First a little background.
I’m working on a generative music project with a friend of mine. I am trying to use Renoise to generate MIDI data and send it to various softsynths and a few external synths; some of the DSP devices and routing options in Renoise were absent from my primary DAW, so I figured I’d give the Renoise demo a try. Since the majority of my time producing music has been spent in Ableton Live, just opening Renoise for the first time was a bit of a shell shock. />/>
Anyhow, I’ve managed to accomplish what I initially set out to do (sort of). Namely, using the random waveform in the Meta/*LFO DSP to modulate various parameters in my synthesizers. My problem is that I cannot seem to figure out the relationship between LPB and the LFO device’s LPC value when the random waveform is selected. I was assuming that the random waveform operates in a sample & hold fashion; if this is the case, there seems to be some discrepancy between the value I have set for LPC and what the oscillator actually does.
Here’s what’s happening:

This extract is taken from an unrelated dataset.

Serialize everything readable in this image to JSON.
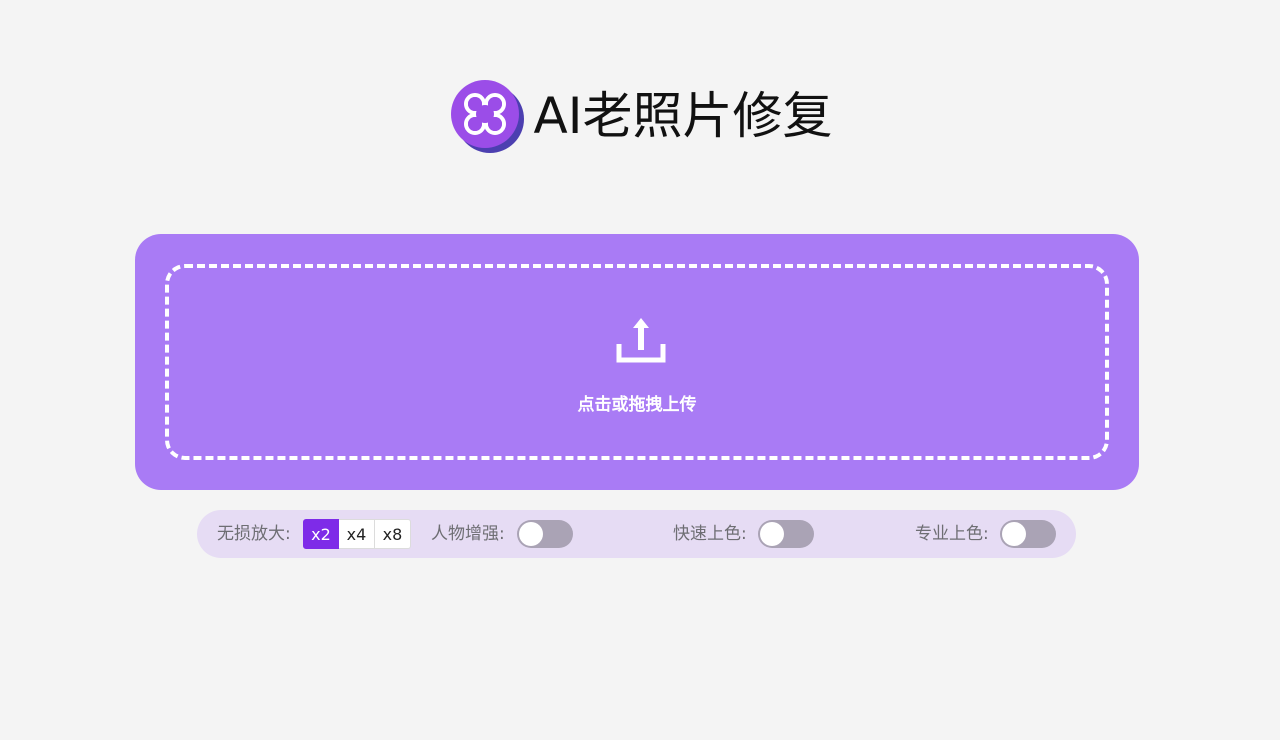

I started a new “song” and configured an *LFO device to modulate CC19 in an *Instr. MIDI Control device. CC19 corresponds to the filter cutoff frequency of an external synth, and it is very obviously functioning. The filter cutoff frequency jumps all over the place (exactly what I’m looking for) and it sounds fantastic.
I left the LPB setting at 4 since I won’t be using Renoise for sequencing and I figured it won’t affect me until I have to ReWire it to Ableton. My problem is that if I set the LPC in the *LFO to 2.00 (which I figured would correspond to a new value being sent on every 1/8th note, since my LPB is set to 4), the sound changes much more rapidly; perhaps 1/64? It moves so quickly that it’s really hard to tell, even if I decrease the BPM to something low like 60. I can only get the *LFO to change the sound on every 1/8th note by changing the LPC to 16.00, but if I select a different waveform (such as the sine), an LPC setting of 2.00 modulates the CC parameter at exactly right frequency.

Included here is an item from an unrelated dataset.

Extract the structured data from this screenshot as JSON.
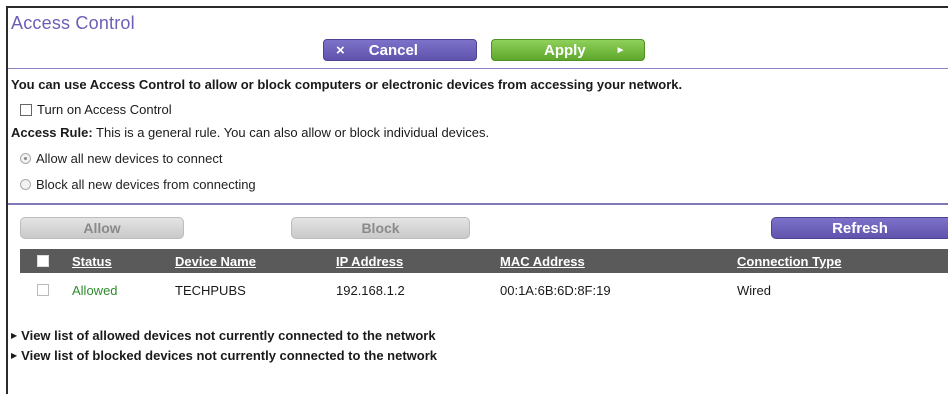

Can anyone explain to me how the random waveform functions, compared to the other waveforms in the *LFO device?
Does it operate on the same principle as a S&H circuit, or am I completely wrong about that?
Is there another, better/simpler way to do what I’m trying to do with a different DSP device? Perhaps one that functions more like an S&H circuit?
Thanks for reading the wall of text. Any input is greatly appreciated.
I can understand your perplexity, but before I reply I would like to give a look at an example XRNS file about this issue.
if you rightclick any DSP slider (in your case, the LFO “frequncy” slider), it will write automation for that slider, so you could use this technique to record a song with different frequency values to show the problem
The LFO is a wonderfully simple and powerful device, but it does have a few limitations.
One of these are the rate/tempo, it can go infinitely slow (well, literally it is stopped then), but it cannot go any faster than 1 line per cycle (LPC).
The random mode, however, change it’s stepped value 8 in a rate times of any of the other waveforms (I think it’s random, not S&H)
I guess this is a decision which was made to make it easier to approximate “noise”, without having to raise the overall project tempo.
Check out the “custom” mode if you want full control of the waveform, or higher time resolution
Hey, you found me! Thanks for recommending Renoise. It’s very different from what I’m used to (coming from music-making easy mode, Ableton), but I’ve been having a lot of fun with it so far. Kinda wish I’d known more about this program when I was going through my chiptune phase in high school, haha.
…and thanks for the link, too. I’ll be trying out Psymachine as soon as I get back home to all my gear. In combination with the random LFO, this sounds like exactly what I need to get some of the sounds I’m after.
Edit: D’oh. Looks like I can’t use Psymachine. It’s a Windows executable and I’m running OS X. Oh well.
I’ll mostly be running Renoise as a ReWire slave inside of Ableton, and as it stands I can get some pretty interesting semi-random melodies using the MIDI effects that ship with Live.
Something I’ve done in the past is to use a custom LFO, then draw 2 cycles of the desired waveform into the envelope. This essentially doubles the overall speed of the LFO, so you must also compensate for this when automating the frequency.
Another approach is to simply double your song’s LPB, although your song/pattern structure may not allow for this.